A more detailed look at some of the principle makes the case for support even clearer. Principle 1 recognizes the right of a state to “in the exercise of its discretion, . . . design its macroeconomic policy, including restructuring its sovereign debt, which should not be frustrated or impeded by any abusive measures.” In this sense, it presents a helpful complement to several Guiding Principles on Foreign Debt and Human Rights that call on governments to ensure the primacy of human rights, non-discrimination, progressive realization, non-retrogression and minimum core obligations (Guiding Principles 6 through 20) in their lending and borrowing activities and is, arguably, a precondition to them.
Principle 3 calls for transparency “to enhance the accountability of the actors concerned.” Both transparency and accountability are important operative human rights principles in and of themselves, and a crucial element in the enjoyment of the right to participate in public affairs. They are also relevant to the enjoyment of economic and social rights. The Committee on Economic, Social and Cultural Rights has said that in its assessment of whether a State party has taken reasonable steps to the maximum of its available resources to achieve progressively the realization of the provisions of the Economic, Social and Cultural Rights Covenant it places “great importance on transparent and participative decision-making processes at the national level.”
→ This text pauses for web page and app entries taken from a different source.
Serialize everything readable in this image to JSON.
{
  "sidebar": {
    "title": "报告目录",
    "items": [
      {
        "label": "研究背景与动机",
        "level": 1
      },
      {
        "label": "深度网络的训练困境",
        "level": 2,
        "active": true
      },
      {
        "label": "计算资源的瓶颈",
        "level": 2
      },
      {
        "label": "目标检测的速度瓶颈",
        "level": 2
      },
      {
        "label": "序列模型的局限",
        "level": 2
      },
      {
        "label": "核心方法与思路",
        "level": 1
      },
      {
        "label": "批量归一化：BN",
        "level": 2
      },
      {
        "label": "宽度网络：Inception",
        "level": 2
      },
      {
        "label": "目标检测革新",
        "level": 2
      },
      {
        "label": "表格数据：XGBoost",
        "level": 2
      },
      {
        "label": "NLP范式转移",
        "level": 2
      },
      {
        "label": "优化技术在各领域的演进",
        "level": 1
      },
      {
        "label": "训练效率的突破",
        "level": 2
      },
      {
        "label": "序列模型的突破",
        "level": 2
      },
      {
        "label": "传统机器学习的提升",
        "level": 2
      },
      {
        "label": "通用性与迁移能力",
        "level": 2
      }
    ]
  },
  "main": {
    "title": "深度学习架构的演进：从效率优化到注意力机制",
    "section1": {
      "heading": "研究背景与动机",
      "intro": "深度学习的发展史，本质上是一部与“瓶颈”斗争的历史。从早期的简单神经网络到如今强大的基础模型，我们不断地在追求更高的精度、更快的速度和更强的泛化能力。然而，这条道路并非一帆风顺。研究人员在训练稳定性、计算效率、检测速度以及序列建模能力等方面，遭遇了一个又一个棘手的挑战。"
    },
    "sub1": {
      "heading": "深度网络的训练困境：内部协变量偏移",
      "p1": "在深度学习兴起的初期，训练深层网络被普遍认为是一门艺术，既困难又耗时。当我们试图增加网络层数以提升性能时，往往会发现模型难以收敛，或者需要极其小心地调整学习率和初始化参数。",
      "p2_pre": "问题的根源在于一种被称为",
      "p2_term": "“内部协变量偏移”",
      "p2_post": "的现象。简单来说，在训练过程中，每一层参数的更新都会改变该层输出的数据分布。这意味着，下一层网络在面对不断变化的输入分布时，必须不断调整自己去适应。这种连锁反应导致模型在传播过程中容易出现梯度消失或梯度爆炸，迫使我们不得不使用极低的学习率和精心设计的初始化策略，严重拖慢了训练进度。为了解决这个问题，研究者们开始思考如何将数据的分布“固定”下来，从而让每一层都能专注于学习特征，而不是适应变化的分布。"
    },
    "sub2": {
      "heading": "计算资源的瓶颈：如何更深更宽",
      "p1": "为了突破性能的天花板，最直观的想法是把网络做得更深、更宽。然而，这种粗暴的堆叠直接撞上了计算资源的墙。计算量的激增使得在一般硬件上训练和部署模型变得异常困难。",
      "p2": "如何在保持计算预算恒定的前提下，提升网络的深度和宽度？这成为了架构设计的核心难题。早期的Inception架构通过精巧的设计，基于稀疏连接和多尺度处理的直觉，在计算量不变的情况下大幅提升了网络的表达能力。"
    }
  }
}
Principle 7, on legitimacy, “entails that the establishment of institutions and the operations related to sovereign debt restructuring workouts respect requirements of inclusiveness and the rule of law, at all levels.” This principle provides useful backing to a core demand of human rights groups, namely, that disputes concerning the restructuring of sovereign debt be addressed by an international mechanism that is neutral and independent from both creditors and debtor. The international debt restructuring mechanism’s independence of creditors and debtors is also asserted in the Guiding Principles on Foreign Debt and Human Rights (Guiding Principles 84 and 86.a).
Principle 8, on sustainability, explicitly mentions human rights: “Sustainability implies that sovereign debt restructuring workouts are completed in a timely and efficient manner and lead to a stable debt situation in the debtor State, preserving at the outset creditors’ rights while promoting sustained and inclusive economic growth and sustainable development, minimizing economic and social costs, warranting the stability of the international financial system and respecting human rights.” In making human rights a visible factor that should balance creditors’ rights in a debt restructuring, its importance cannot be overstated.
Principle 9 (that majority restructurings should not be “affected, jeopardized or otherwise impeded by other States or a non-representative minority of creditors”) holds relevance in the context of fighting off “vulture funds” attempts to undermine the achievements in a debt restructuring or debt cancellation that a debtor country may have received from other creditors.
The absence of a multilateral and rules-based system for sovereign debt restructuring is not only a glaring gap in the international financial architecture, as a former IMF Deputy Managing Director said more than a decade ago. It makes States’ obligations to respect and protect human rights subordinated, in the case of a debt crisis, to the whims of creditors and, in some cases, even a small minority of them. The principles to be adopted by the UN, as a first attempt to create rules to curb such behavior in what is a messy vacuum, deserve the full support of the human rights community.